_The task_
Without any pictures, output the records exactly as they are.
================================
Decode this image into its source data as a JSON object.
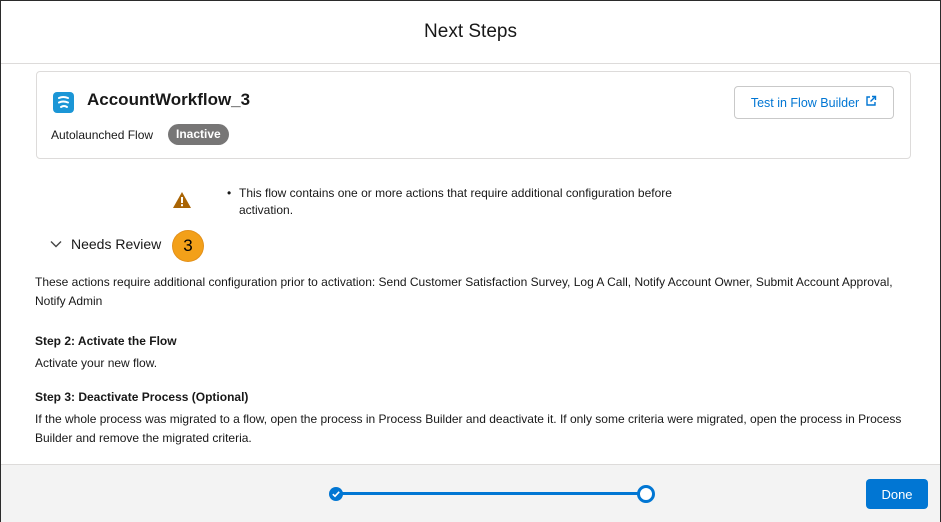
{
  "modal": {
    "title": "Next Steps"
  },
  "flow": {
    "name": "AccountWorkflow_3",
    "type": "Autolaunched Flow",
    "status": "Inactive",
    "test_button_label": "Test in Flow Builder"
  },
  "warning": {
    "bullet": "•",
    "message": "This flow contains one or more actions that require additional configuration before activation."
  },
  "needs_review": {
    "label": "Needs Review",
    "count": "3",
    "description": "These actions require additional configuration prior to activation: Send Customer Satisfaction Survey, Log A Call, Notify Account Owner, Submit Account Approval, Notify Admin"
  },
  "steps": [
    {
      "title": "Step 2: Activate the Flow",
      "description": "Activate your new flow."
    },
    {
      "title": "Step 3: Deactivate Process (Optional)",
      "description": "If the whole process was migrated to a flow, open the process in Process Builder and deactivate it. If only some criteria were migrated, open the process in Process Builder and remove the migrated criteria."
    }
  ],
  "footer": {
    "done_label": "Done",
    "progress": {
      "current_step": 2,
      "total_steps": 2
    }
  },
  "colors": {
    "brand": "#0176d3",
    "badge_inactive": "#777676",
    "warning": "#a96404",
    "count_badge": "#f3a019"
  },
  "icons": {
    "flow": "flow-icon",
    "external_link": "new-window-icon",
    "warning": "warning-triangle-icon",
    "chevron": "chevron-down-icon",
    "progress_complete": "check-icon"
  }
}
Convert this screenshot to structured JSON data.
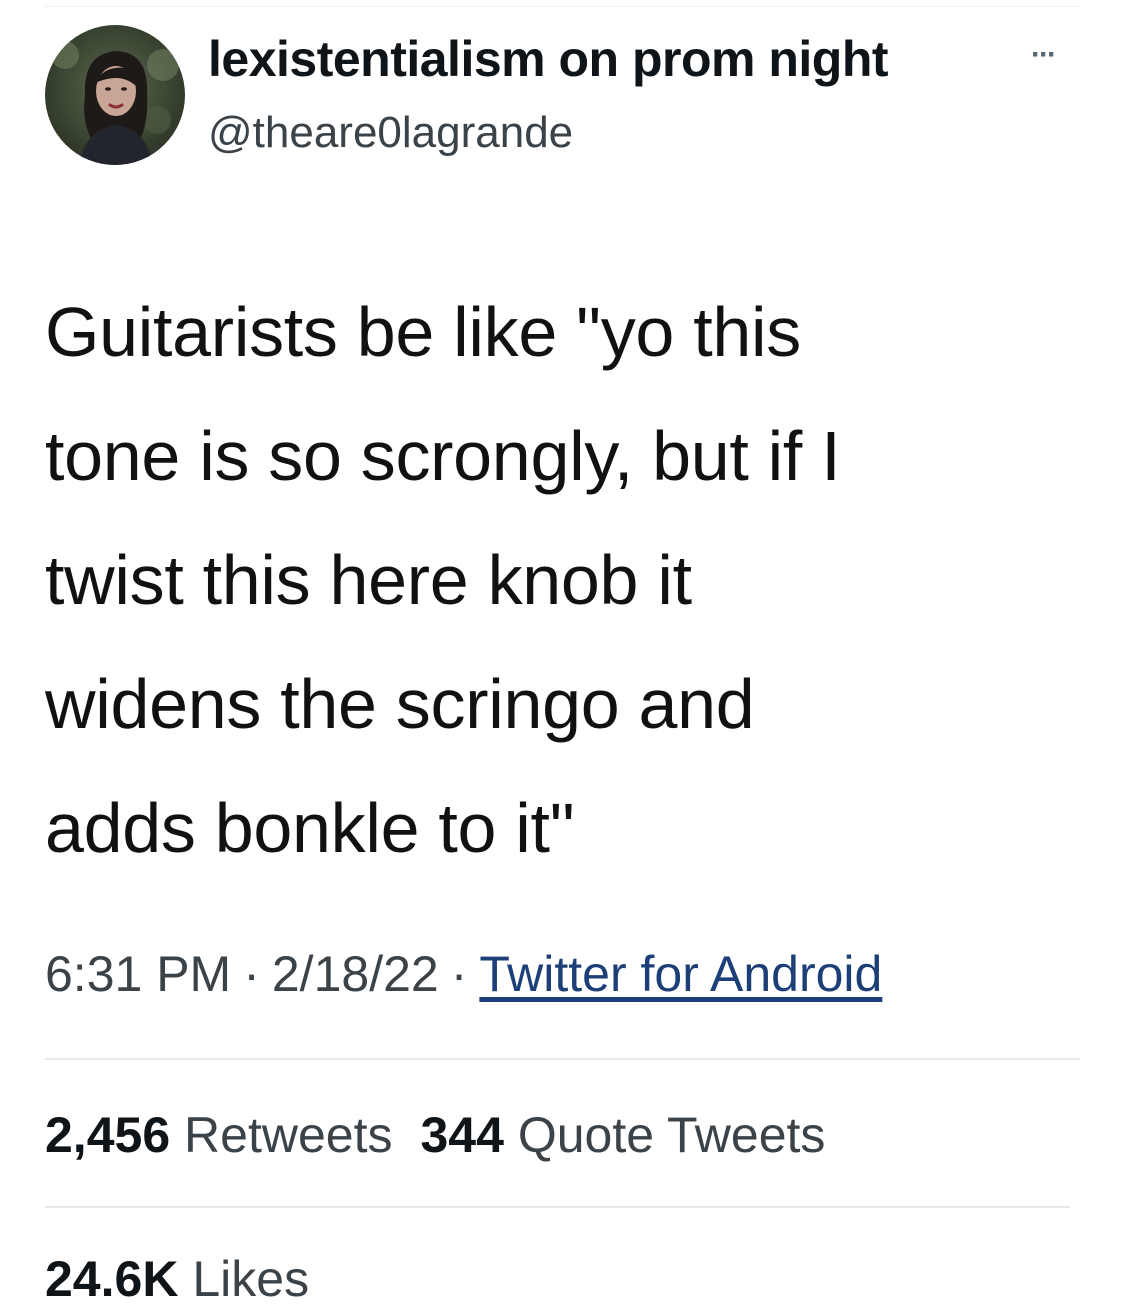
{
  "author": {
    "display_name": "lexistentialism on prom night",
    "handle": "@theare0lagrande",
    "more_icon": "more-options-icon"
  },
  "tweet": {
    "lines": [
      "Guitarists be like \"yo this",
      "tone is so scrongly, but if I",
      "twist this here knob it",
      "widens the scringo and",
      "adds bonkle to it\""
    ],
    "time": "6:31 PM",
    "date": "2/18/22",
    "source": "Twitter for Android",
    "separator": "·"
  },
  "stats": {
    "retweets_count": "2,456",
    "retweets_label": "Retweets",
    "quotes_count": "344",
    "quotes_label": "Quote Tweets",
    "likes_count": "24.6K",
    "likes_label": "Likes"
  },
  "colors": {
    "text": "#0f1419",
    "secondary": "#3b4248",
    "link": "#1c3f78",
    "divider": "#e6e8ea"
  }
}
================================
_Answer box_
Decode this image into its source data as a JSON object.
{
  "modal": {
    "title": "Next Steps"
  },
  "flow": {
    "name": "AccountWorkflow_3",
    "type": "Autolaunched Flow",
    "status": "Inactive",
    "test_button_label": "Test in Flow Builder"
  },
  "warning": {
    "bullet": "•",
    "message": "This flow contains one or more actions that require additional configuration before activation."
  },
  "needs_review": {
    "label": "Needs Review",
    "count": "3",
    "description": "These actions require additional configuration prior to activation: Send Customer Satisfaction Survey, Log A Call, Notify Account Owner, Submit Account Approval, Notify Admin"
  },
  "steps": [
    {
      "title": "Step 2: Activate the Flow",
      "description": "Activate your new flow."
    },
    {
      "title": "Step 3: Deactivate Process (Optional)",
      "description": "If the whole process was migrated to a flow, open the process in Process Builder and deactivate it. If only some criteria were migrated, open the process in Process Builder and remove the migrated criteria."
    }
  ],
  "footer": {
    "done_label": "Done",
    "progress": {
      "current_step": 2,
      "total_steps": 2
    }
  },
  "colors": {
    "brand": "#0176d3",
    "badge_inactive": "#777676",
    "warning": "#a96404",
    "count_badge": "#f3a019"
  },
  "icons": {
    "flow": "flow-icon",
    "external_link": "new-window-icon",
    "warning": "warning-triangle-icon",
    "chevron": "chevron-down-icon",
    "progress_complete": "check-icon"
  }
}
Convert this screenshot to structured JSON data.
{
  "author": {
    "display_name": "lexistentialism on prom night",
    "handle": "@theare0lagrande",
    "more_icon": "more-options-icon"
  },
  "tweet": {
    "lines": [
      "Guitarists be like \"yo this",
      "tone is so scrongly, but if I",
      "twist this here knob it",
      "widens the scringo and",
      "adds bonkle to it\""
    ],
    "time": "6:31 PM",
    "date": "2/18/22",
    "source": "Twitter for Android",
    "separator": "·"
  },
  "stats": {
    "retweets_count": "2,456",
    "retweets_label": "Retweets",
    "quotes_count": "344",
    "quotes_label": "Quote Tweets",
    "likes_count": "24.6K",
    "likes_label": "Likes"
  },
  "colors": {
    "text": "#0f1419",
    "secondary": "#3b4248",
    "link": "#1c3f78",
    "divider": "#e6e8ea"
  }
}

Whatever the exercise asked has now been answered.